Sea kayaker Freya Hoffmeister has made a name for herself by completing successively larger and longer circumnavigations: first Iceland, then Australia, eventually even South America. Earlier this spring, she upped the ante once again, setting out on her wildest expedition yet.
I have Freya Hoffmeister on the line, and I ask her how she stays motivated on a kayaking expedition like the one she’s on. She says it’s not particularly difficult because it’s precisely what she wants to be doing. “It’ll take a long while to paddle around this island, but that’s the lifestyle I like.”
The thing is the “island” she’s paddling around is a continent, namely North America. And the “long while” will be approximately a decade.
Hoffmeister hails from Germany and is the most accomplished long distance sea kayaker in the world. Over the past decade, she has earned that superlative through a number of circumnavigations. In 2007, she kayaked around Iceland, and separately the South Island of New Zealand; in 2009, she circumnavigated Australia in her boat; from 2011 to 2014 she paddled around the entire circumference of South America; and then in 2016, she kayaked the perimeter of Ireland.
Her circumnavigations have earned her the highest honors a kayaker and extreme athlete can hope to achieve, including the National Geographic Adventurers of the Year award and a World Paddle award.
Deciding to kayak around North America didn’t strike her as a giant leap, just a fairly logical next step. “‘Why not spend the next eight to 10 years going around another island,’ I asked myself,” Freya says. “Half a year on, half a year off. Why not!” The entire circumnavigation will amount to some 50,000 kilometers of paddling. To put that distance in context, consider that crossing the Atlantic requires a comparatively short 7,500 kilometers of paddling. If she succeeds, her circumnavigation will be a first, just as her South American one was.
The plan calls for Hoffmeister to complete the circumnavigation not in one continuous, unbroken stretch of paddling, but in three- to five-month blocks of paddling, separated by three to five months off. Neither will she paddle entirely clockwise or counterclockwise around North America; she will travel two half loops, both starting in Seattle, and finishing in New York.

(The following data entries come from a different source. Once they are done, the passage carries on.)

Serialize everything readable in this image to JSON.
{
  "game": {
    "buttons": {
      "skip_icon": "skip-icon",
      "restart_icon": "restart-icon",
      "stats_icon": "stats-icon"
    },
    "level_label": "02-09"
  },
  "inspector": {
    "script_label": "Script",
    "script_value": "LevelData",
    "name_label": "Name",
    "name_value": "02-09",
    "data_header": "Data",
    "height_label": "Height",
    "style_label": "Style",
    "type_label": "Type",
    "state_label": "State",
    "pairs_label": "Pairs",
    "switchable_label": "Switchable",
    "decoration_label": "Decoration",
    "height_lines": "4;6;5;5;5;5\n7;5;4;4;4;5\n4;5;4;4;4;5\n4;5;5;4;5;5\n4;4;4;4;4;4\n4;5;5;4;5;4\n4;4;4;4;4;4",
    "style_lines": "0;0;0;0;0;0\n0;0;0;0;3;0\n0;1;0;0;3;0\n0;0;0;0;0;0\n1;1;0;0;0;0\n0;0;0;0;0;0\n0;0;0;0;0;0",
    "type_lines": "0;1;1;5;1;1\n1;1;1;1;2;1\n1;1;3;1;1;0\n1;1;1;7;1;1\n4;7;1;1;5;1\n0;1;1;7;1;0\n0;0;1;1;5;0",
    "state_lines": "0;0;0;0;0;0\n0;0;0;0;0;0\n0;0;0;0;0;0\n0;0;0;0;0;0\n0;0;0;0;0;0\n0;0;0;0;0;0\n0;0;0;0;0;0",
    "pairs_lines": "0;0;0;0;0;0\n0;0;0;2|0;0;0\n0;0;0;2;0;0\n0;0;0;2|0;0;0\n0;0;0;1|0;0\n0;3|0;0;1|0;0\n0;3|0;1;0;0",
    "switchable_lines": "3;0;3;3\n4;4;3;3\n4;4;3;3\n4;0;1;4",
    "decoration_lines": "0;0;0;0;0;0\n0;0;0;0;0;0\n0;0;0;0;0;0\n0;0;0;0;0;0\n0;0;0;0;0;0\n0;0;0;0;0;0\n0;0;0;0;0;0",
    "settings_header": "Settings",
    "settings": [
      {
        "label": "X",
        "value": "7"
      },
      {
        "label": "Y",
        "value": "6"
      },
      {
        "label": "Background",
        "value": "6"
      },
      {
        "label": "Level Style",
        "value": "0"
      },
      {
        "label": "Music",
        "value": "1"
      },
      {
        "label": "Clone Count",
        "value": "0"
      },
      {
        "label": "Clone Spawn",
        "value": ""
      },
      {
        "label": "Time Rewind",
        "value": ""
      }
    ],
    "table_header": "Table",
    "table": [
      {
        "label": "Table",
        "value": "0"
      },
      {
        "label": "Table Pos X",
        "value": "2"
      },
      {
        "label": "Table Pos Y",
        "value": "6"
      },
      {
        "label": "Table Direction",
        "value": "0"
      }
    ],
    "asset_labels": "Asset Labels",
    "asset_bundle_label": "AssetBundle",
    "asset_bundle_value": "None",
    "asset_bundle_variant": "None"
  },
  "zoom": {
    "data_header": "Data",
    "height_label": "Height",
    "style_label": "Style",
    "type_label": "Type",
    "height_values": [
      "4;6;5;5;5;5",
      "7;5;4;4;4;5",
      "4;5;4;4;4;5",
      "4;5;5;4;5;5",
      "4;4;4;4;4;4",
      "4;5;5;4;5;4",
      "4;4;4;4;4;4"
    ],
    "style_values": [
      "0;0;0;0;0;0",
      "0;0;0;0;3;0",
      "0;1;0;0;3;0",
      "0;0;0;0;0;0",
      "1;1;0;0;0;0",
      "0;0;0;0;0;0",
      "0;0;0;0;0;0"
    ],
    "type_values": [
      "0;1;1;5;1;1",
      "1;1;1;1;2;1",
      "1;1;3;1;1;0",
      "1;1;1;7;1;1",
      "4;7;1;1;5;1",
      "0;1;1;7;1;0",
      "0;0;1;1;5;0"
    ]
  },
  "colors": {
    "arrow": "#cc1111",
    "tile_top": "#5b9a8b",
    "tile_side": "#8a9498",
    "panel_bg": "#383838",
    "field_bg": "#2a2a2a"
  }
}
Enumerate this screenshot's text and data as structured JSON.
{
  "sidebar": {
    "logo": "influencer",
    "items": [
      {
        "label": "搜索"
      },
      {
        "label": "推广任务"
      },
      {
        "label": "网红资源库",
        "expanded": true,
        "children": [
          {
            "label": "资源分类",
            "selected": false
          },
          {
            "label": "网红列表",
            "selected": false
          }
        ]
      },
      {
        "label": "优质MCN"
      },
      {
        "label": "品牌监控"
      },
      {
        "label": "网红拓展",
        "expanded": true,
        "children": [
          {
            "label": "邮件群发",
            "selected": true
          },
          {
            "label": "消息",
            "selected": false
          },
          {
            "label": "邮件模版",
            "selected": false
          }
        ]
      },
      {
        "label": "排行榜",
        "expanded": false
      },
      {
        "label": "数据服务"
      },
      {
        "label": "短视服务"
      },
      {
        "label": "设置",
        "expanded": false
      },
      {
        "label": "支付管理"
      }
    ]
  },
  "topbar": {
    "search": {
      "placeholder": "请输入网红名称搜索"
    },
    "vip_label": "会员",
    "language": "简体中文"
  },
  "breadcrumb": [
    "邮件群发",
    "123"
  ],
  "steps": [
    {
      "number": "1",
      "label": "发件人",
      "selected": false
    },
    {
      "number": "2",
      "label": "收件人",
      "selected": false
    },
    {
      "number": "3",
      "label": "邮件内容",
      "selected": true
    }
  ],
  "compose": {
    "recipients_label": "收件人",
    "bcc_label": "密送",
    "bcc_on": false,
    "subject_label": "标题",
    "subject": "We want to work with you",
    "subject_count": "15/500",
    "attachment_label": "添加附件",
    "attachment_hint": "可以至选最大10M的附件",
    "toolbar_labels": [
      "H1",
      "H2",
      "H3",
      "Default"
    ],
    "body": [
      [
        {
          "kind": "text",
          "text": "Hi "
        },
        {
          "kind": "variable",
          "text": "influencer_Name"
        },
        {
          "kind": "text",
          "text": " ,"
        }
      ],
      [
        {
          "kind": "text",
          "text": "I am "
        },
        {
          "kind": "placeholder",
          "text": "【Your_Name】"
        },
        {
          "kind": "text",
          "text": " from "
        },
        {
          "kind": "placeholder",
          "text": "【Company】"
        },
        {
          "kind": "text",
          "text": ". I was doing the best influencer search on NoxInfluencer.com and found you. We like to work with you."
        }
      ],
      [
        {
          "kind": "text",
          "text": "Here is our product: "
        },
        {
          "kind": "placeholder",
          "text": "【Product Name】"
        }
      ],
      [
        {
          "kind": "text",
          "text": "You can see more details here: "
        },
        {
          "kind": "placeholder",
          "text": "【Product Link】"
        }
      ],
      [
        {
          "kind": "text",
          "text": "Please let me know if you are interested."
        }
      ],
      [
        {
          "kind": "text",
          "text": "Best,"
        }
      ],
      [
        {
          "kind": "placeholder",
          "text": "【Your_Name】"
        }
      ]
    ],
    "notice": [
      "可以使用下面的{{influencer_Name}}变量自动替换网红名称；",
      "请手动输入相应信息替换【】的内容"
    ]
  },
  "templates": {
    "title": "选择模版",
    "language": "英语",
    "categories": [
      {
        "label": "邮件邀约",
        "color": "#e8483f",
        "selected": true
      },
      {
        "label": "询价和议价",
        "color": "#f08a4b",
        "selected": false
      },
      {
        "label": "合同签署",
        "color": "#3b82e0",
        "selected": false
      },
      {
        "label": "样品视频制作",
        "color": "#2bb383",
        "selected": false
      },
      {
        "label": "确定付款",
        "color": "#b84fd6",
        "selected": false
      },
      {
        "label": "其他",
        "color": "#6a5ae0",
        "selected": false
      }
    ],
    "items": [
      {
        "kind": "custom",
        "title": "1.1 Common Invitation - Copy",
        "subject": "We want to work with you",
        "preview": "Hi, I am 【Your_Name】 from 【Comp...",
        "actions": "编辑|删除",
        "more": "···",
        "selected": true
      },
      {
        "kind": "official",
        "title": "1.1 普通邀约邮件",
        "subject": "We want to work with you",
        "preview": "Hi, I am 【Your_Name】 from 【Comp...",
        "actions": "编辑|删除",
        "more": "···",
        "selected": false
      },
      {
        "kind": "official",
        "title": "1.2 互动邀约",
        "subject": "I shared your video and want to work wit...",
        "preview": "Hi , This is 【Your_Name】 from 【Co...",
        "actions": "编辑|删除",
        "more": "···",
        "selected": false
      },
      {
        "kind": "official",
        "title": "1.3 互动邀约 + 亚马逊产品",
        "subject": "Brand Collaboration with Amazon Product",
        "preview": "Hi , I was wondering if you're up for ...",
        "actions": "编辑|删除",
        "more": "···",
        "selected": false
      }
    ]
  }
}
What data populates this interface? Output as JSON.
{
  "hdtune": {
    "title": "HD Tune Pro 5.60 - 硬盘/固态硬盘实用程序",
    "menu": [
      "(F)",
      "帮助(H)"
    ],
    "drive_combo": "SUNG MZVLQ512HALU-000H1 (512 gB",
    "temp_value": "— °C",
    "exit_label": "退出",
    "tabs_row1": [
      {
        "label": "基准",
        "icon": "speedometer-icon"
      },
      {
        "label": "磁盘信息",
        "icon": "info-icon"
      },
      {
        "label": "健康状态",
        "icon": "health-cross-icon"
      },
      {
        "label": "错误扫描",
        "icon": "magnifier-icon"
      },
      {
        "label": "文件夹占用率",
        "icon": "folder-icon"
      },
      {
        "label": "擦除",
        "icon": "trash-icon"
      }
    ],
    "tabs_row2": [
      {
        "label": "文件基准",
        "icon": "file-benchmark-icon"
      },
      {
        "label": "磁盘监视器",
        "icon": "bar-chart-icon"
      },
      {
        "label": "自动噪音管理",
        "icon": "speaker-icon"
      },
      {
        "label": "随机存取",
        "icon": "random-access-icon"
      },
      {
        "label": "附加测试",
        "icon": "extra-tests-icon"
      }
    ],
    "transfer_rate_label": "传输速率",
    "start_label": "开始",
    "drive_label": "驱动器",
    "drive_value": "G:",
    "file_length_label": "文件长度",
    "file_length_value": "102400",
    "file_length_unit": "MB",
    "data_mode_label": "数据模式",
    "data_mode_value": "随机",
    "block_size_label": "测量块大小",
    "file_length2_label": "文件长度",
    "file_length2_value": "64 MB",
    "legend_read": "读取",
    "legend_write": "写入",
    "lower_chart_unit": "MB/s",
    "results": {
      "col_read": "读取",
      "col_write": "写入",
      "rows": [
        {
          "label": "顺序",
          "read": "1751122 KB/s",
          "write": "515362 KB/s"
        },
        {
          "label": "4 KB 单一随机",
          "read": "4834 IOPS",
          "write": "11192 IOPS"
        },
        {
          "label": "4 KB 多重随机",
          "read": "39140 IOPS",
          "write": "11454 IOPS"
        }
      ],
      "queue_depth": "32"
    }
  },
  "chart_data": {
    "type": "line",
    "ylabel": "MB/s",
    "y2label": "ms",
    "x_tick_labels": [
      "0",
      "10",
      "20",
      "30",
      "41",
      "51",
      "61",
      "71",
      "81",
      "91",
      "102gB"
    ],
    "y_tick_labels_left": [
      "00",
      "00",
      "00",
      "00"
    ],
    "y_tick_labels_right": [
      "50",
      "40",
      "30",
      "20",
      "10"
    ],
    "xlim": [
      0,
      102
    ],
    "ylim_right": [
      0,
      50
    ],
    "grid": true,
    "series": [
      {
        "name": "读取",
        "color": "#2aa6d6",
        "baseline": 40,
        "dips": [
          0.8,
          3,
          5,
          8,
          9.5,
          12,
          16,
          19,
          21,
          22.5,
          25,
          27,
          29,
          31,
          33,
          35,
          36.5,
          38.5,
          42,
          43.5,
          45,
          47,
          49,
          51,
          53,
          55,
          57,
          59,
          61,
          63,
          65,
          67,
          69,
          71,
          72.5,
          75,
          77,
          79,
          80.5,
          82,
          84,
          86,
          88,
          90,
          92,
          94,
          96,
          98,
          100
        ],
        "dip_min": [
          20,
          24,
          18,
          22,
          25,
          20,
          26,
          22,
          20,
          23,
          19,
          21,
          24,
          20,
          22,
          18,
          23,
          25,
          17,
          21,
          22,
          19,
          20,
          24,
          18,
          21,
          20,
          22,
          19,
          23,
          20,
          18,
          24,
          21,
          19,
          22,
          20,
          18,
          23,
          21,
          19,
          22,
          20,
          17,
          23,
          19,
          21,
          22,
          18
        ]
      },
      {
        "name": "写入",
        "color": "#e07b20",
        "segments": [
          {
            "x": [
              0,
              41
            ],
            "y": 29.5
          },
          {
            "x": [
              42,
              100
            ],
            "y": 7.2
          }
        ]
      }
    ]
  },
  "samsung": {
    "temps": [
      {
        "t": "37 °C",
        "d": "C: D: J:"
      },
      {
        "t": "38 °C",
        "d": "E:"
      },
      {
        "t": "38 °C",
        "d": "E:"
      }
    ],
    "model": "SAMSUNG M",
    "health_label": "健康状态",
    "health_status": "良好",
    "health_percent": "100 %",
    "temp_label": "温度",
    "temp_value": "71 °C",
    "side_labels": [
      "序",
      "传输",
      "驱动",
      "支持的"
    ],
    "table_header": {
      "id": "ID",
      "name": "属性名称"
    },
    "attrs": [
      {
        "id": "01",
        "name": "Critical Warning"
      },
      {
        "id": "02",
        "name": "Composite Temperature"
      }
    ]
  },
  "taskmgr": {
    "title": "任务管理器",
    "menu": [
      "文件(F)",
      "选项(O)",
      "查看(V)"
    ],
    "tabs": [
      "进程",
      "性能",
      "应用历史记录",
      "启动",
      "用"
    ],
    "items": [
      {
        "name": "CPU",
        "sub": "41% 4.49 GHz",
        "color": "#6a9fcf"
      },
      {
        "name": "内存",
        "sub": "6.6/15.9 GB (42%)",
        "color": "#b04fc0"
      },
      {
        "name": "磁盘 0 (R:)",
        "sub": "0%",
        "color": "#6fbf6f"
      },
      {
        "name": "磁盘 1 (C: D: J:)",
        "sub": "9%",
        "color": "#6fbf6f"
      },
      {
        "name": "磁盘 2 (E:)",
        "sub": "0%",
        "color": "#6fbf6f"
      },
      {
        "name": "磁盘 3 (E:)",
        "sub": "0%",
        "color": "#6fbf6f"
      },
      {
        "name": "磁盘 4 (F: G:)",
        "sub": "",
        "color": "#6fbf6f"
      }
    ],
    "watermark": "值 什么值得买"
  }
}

The reason for this, according to a press release on her website, is that “The northern sections [of the route] are only ice free for a few months per year, so paddling in one direction would extend her circumnavigation by even more years.” She employed the same strategy of paddling in large blocks on her South America circumnavigation.
In late March of this year, Freya left Seattle heading north. One might think that just the specter of a ten year journey would intimidate Freya. But she says that the biggest difference from her shorter expeditions thus far are purely environmental. “It’s colder,” she says, laughing.
And of course there are the bears…. Though she hasn’t seen one yet in camp. “They’ve been friendly so far,” she says. “I’ve got red pepper and black pepper spray in case, so I’ll ask the bear which flavor he wants before I spray him.”
Freya was currently waylaid in Icy Bay Lodge in Icy Bay, Alaska when we spoke on the phone. After resupplying and resting in Yakutat (approximately 130 kilometers east-southeast of Icy Bay Lodge) from June 18 to 21, she was forced to stop in Icy Bay just two days later because of strong winds. “I’m in an exposed stretch for the next 160 kilometers,” she says, “where there’s no sheltered land on the coastline. Straight coastline without any place to hide.” To safely paddle this stretch she will need low winds, and hopefully low seas.
So for now, she’s stuck in Icy Bay for a few more days. But in a ten year expedition, there’s no point in rushing. Just like Paul Salopek and his decade-long Out of Eden Walk, Freya says things are too beautiful to be purely concerned with speed. She generally covers 40 to 50 kilometers per day and camps on beaches and other sheltered spots on the coastline most nights.
Freya doesn’t concern herself with planning too far ahead either, and isn’t thinking about future three- to five-month blocks of the expedition until this one is finished (which will be at the end of August). With a project of this scale, it’s prudent to approach it in bite size chunks, she says: “You can eat an elephant—just cut it into small pieces and it works.
“Step by step. You can’t look at the whole circumnavigation at once. I think in terms of civilized spot to civilized spot—then I look at the map and see what’s coming up next.”
And looking forward at what’s coming up next is the way Hoffmeister approaches life in general. Just because she has already accomplished so much, completed routes no one is likely to repeat for a long time, and reached the pinnacle of her chosen sport, doesn’t mean she is going to hang up her paddle. At 53, her mantra-cum-slogan is “Never stop starting. Never start stopping.”
“I’m not as young anymore,” she says nonchalantly. “But I still love what I’m doing. Everyone should do whatever they love to do. Don’t stop.”
“Other people climb mountains,” Freya continues. “Then inevitably others do more complicated routes on other mountains. That’s exactly what I’m doing with my paddling. Just horizontal.
Feature Image: Courtesy of Freya Hoffmeister.